[App and web page records]
┄┄┄┄┄┄┄┄┄┄

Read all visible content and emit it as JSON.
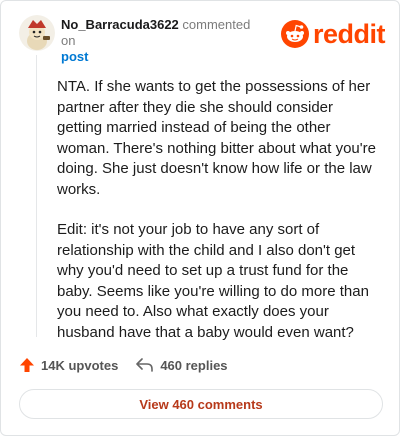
{
  "comment": {
    "username": "No_Barracuda3622",
    "commented_on": "commented on",
    "post_link": "post",
    "paragraphs": [
      "NTA. If she wants to get the possessions of her partner after they die she should consider getting married instead of being the other woman. There's nothing bitter about what you're doing. She just doesn't know how life or the law works.",
      "Edit: it's not your job to have any sort of relationship with the child and I also don't get why you'd need to set up a trust fund for the baby. Seems like you're willing to do more than you need to. Also what exactly does your husband have that a baby would even want?"
    ]
  },
  "brand": {
    "wordmark": "reddit",
    "color": "#ff4500"
  },
  "actions": {
    "upvotes": "14K upvotes",
    "replies": "460 replies"
  },
  "footer": {
    "view_comments": "View 460 comments"
  },
  "icons": [
    "avatar",
    "reddit-logo-icon",
    "upvote-icon",
    "reply-icon"
  ]
}
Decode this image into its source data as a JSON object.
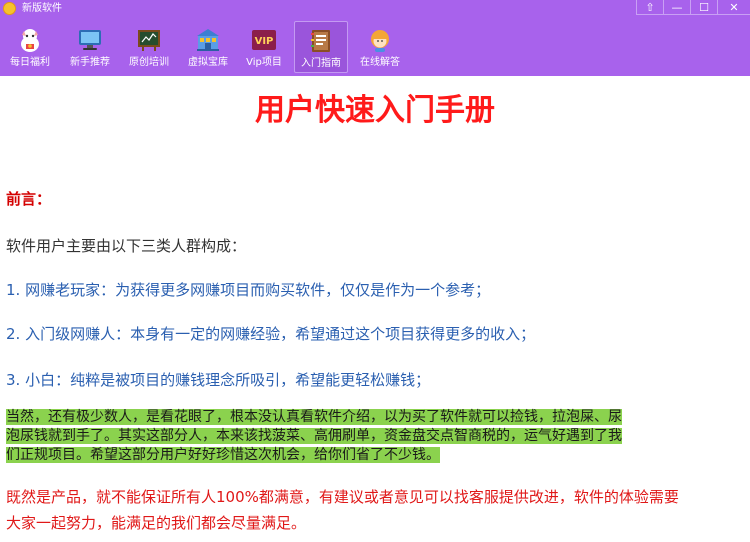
{
  "window": {
    "title": "新版软件",
    "buttons": [
      "⇧",
      "—",
      "☐",
      "✕"
    ]
  },
  "toolbar": [
    {
      "label": "每日福利",
      "icon": "lucky-cat-icon"
    },
    {
      "label": "新手推荐",
      "icon": "monitor-icon"
    },
    {
      "label": "原创培训",
      "icon": "blackboard-icon"
    },
    {
      "label": "虚拟宝库",
      "icon": "treasure-building-icon"
    },
    {
      "label": "Vip项目",
      "icon": "vip-badge-icon",
      "icon_text": "VIP"
    },
    {
      "label": "入门指南",
      "icon": "guide-book-icon",
      "active": true
    },
    {
      "label": "在线解答",
      "icon": "support-agent-icon"
    }
  ],
  "doc": {
    "title": "用户快速入门手册",
    "preface_heading": "前言：",
    "intro": "软件用户主要由以下三类人群构成：",
    "items": [
      "1. 网赚老玩家：为获得更多网赚项目而购买软件，仅仅是作为一个参考；",
      "2. 入门级网赚人：本身有一定的网赚经验，希望通过这个项目获得更多的收入；",
      "3. 小白：纯粹是被项目的赚钱理念所吸引，希望能更轻松赚钱；"
    ],
    "highlight_lines": [
      "当然，还有极少数人，是看花眼了，根本没认真看软件介绍，以为买了软件就可以捡钱，拉泡屎、尿",
      "泡尿钱就到手了。其实这部分人，本来该找菠菜、高佣刷单，资金盘交点智商税的，运气好遇到了我",
      "们正规项目。希望这部分用户好好珍惜这次机会，给你们省了不少钱。"
    ],
    "closing_lines": [
      "既然是产品，就不能保证所有人100%都满意，有建议或者意见可以找客服提供改进，软件的体验需要",
      "大家一起努力，能满足的我们都会尽量满足。"
    ]
  },
  "colors": {
    "titlebar": "#a862ec",
    "title_red": "#ff1a1a",
    "item_blue": "#2a5fb0",
    "highlight_green": "#8bd24e"
  }
}
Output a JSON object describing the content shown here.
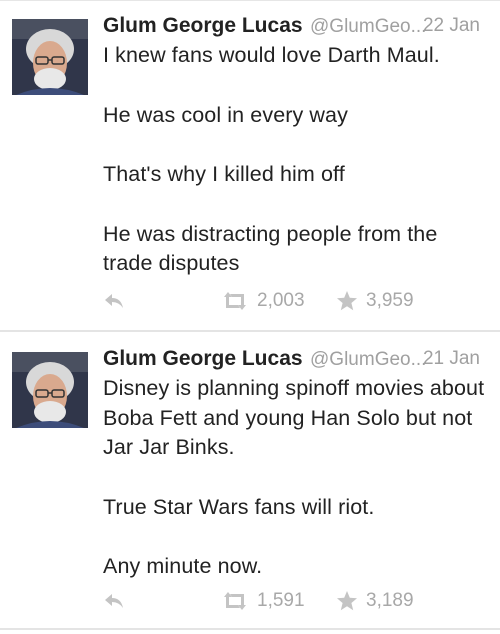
{
  "colors": {
    "name": "#222222",
    "meta": "#a0a0a0",
    "icon": "#c4c4c4",
    "divider": "#e4e4e4"
  },
  "tweets": [
    {
      "author": {
        "name": "Glum George Lucas",
        "handle": "@GlumGeo...",
        "avatar_icon": "avatar-portrait"
      },
      "time": "22 Jan",
      "paragraphs": [
        "I knew fans would love Darth Maul.",
        "He was cool in every way",
        "That's why I killed him off",
        "He was distracting people from the trade disputes"
      ],
      "actions": {
        "reply_icon": "reply-icon",
        "retweet_icon": "retweet-icon",
        "retweets": "2,003",
        "favorite_icon": "star-icon",
        "favorites": "3,959"
      }
    },
    {
      "author": {
        "name": "Glum George Lucas",
        "handle": "@GlumGeo...",
        "avatar_icon": "avatar-portrait"
      },
      "time": "21 Jan",
      "paragraphs": [
        "Disney is planning spinoff movies about Boba Fett and young Han Solo but not Jar Jar Binks.",
        "True Star Wars fans will riot.",
        "Any minute now."
      ],
      "actions": {
        "reply_icon": "reply-icon",
        "retweet_icon": "retweet-icon",
        "retweets": "1,591",
        "favorite_icon": "star-icon",
        "favorites": "3,189"
      }
    }
  ]
}
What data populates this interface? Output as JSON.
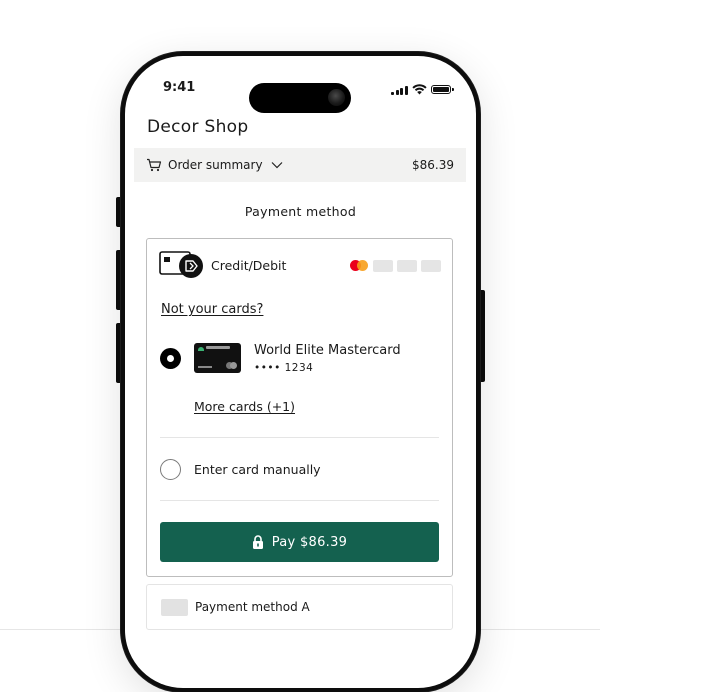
{
  "status_bar": {
    "time": "9:41"
  },
  "shop": {
    "title": "Decor Shop"
  },
  "order_summary": {
    "label": "Order summary",
    "amount": "$86.39"
  },
  "payment": {
    "heading": "Payment method",
    "method_label": "Credit/Debit",
    "not_your_cards": "Not your cards?",
    "saved_card": {
      "name": "World Elite Mastercard",
      "masked_number": "•••• 1234"
    },
    "more_cards": "More cards (+1)",
    "enter_manually": "Enter card manually",
    "pay_button": "Pay $86.39",
    "alt_method": "Payment method A"
  },
  "colors": {
    "pay_button": "#14614f",
    "mastercard_red": "#eb001b",
    "mastercard_orange": "#f79e1b"
  },
  "icons": [
    "cart-icon",
    "chevron-down-icon",
    "card-method-icon",
    "mastercard-icon",
    "lock-icon"
  ]
}
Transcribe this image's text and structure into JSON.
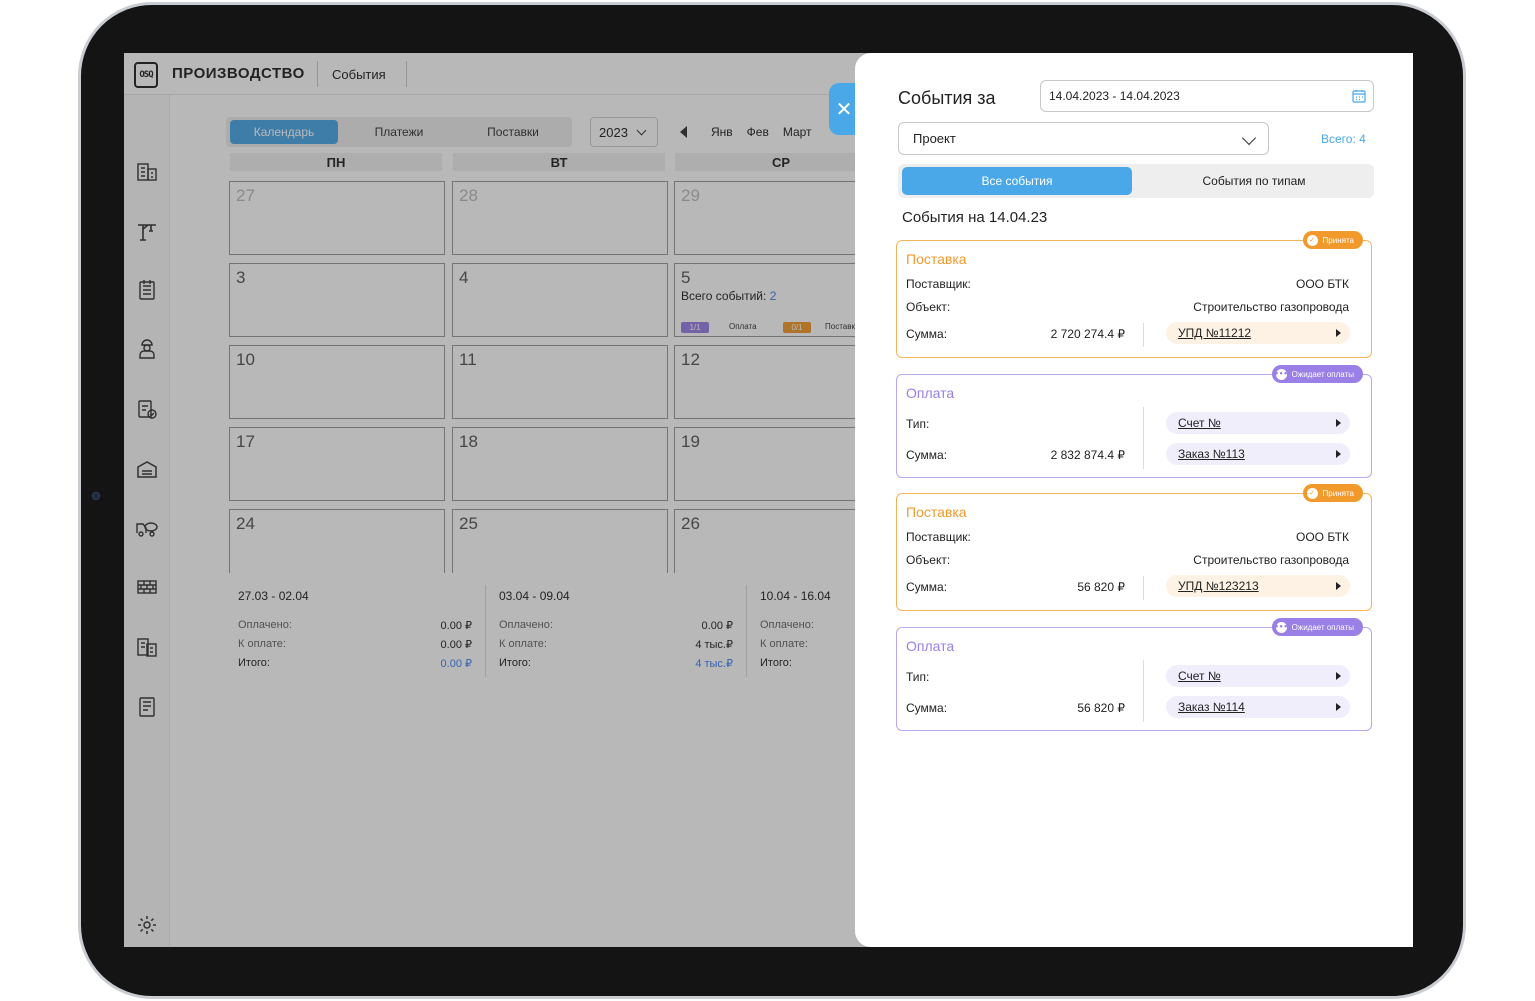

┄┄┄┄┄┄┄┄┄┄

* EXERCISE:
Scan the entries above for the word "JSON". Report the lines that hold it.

* FINISHED EXERCISE:
Read all visible content and emit it as JSON.
Decode this image into its source data as a JSON object.
Output a JSON object describing the content shown here.
What data populates this interface? Output as JSON.
Transcribe this image's text and structure into JSON.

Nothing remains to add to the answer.